Her daughter has yet to come home.
Carmilla Robinson wants no one to forget that.
Two weeks have passed. Mother’s Day has come and gone, and yet 19-year-old Taylor Robinson remains missing.
On Saturday, a crowd nearing 200 or more joined the Akron mother and her family at the Summit Lake Community Center to rally for the return of Taylor Robinson, who was last seen by her mother May 3.
A tearful Carmilla Robinson addressed the crowd, as did Taylor’s stepfather, Jeff Rucker. Joining the family at the podium during the hour-long event were several local ministers, Akron police Det. Dalvin Horton, Mayor Don Plusquellic and Councilman Ken Jones.
“You all are my hopes,” Carmilla Robinson said, her face awash in tears.
“You all are just the light. I know she’s going to come home. I’m just asking for you all, please don’t forget, in a month, if she don’t make it tomorrow ... I’m not asking you all to spend every waking moment. I’m just asking you, please, don’t forget she’s not at home with us.”
Taylor Robinson’s family has been looking for her for 16 days, ever since Carmilla Robinson returned to a Kipling Street home where she had left her daughter the night before to work as a health care aide.
That morning, when Carmilla Robinson drove up, Taylor was gone from her patient’s house. Ominously, her coat and shoes were left behind. Her cellphone was shut down that same morning and has not rebooted since.
Akron police detectives have pledged to make the case a top priority. Just last week, 38 officers and detectives searched a series of vacant houses and garages near the Kipling Street neighborhood. The FBI has joined the investigation, providing at least four agents to the case.
Rucker, Taylor’s stepfather, said he has spent most every day walking the city streets, handing out fliers to anyone he may have missed the days before. Rucker reminded everyone that — but for the grace of God — they could be standing at the podium and not him.
Family members say Taylor is an aspiring nurse, who works two jobs while attending classes at Kent State University’s Stark campus. She has never been in trouble, never run away, shirked her school or work responsibilities or dismissed her family.
“We never thought this would happen in our household,” Rucker told the gathering. “But this could happen to anybody, you just never know. No matter how much you pray for it, no matter how much you talk to your kids, anything can happen.
“[But] I need you all’s help. We need all your help.

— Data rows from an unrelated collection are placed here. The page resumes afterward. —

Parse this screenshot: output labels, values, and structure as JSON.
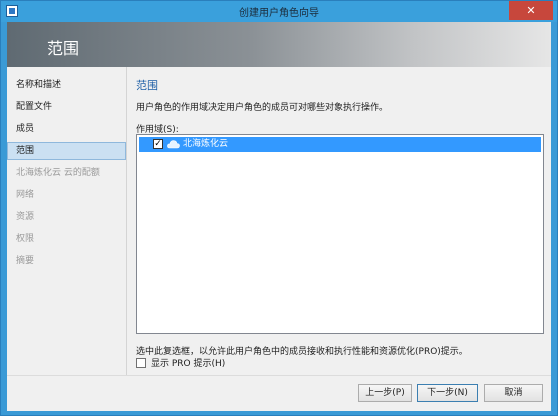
{
  "window": {
    "title": "创建用户角色向导",
    "close_glyph": "✕"
  },
  "header": {
    "title": "范围"
  },
  "sidebar": {
    "items": [
      {
        "label": "名称和描述",
        "state": "normal"
      },
      {
        "label": "配置文件",
        "state": "normal"
      },
      {
        "label": "成员",
        "state": "normal"
      },
      {
        "label": "范围",
        "state": "selected"
      },
      {
        "label": "北海炼化云 云的配额",
        "state": "disabled"
      },
      {
        "label": "网络",
        "state": "disabled"
      },
      {
        "label": "资源",
        "state": "disabled"
      },
      {
        "label": "权限",
        "state": "disabled"
      },
      {
        "label": "摘要",
        "state": "disabled"
      }
    ]
  },
  "main": {
    "section_title": "范围",
    "description": "用户角色的作用域决定用户角色的成员可对哪些对象执行操作。",
    "scope_label": "作用域(S):",
    "scope_items": [
      {
        "label": "北海炼化云",
        "checked": true,
        "icon": "cloud-icon",
        "check_glyph": "✓"
      }
    ],
    "pro_description": "选中此复选框，以允许此用户角色中的成员接收和执行性能和资源优化(PRO)提示。",
    "pro_checkbox": {
      "label": "显示 PRO 提示(H)",
      "checked": false
    }
  },
  "buttons": {
    "previous": "上一步(P)",
    "next": "下一步(N)",
    "cancel": "取消"
  },
  "colors": {
    "accent": "#3399ff",
    "titlebar": "#3aa0dc",
    "close": "#c7473c",
    "section_title": "#1e5fa6"
  }
}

I know there’s a lot of people out there working, but sometimes I feel so alone ... Please, somebody tell us something.”
Minister Michael Starks implored the crowd to help Taylor Robinson’s family. He said her disappearance is a community dilemma, not a single family problem. Someone somewhere knows something, he said.
“We need to be responsible and accountable for what’s happening in our community. It’s on us,” Starks said.
“We have a family here that’s in disarray and they’re grieving ... But they need more than our prayers. They need our action.”
Rev. Sharon Wilson, Taylor Robinson’s cousin, said she believes the college student is being held captive somewhere by someone. And she forgives the abductor.
But now, she said, it’s time for her cousin to be set free so she may rejoin her family and bring “victory in Akron for Taylor Robinson.”
“God is a forgiving God and we have to be forgiving people,” Wilson said. “And we are sending out a message to them today to let them know: We forgive them. Even though they haven’t released her yet.
“The forgiving has to start today with us. So we forgive them. But there’s one thing I do know, they’ve got to release her and let her go.”
Plusquellic assured the Robinson family and the community that detectives and the FBI are working the case every day, fielding tips and talking to friends and family of the missing woman.
Carmilla Robinson, he said, could symbolize any mother, at any time, in any neighborhood. But the mayor, as the ministers preached before him, said the police are only as good as the support it receives from members of the community.
He said this case needs a Charles Ramsey-like moment, an instance when someone in the community sees something and takes action, just as the Cleveland man and his neighbors did May 6 in helping free three Cleveland women held captive in a house for 10 years.
“[Taylor] is our daughter, in a way,” the mayor said. “And specifically for her mother, we all hope we can make this turn out to be a great news story when we welcome back Miss Robinson.”
Crimestoppers has offered a reward for helping locate Taylor Robinson.
Anyone with information is asked to contact Akron police at 330-375-2490. Anonymous tips may be left at http://ci.akron.oh.us/ASP/tip.html.
Information may also be provided anonymously by calling Summit County Crimestoppers at 330-434-COPS(2677).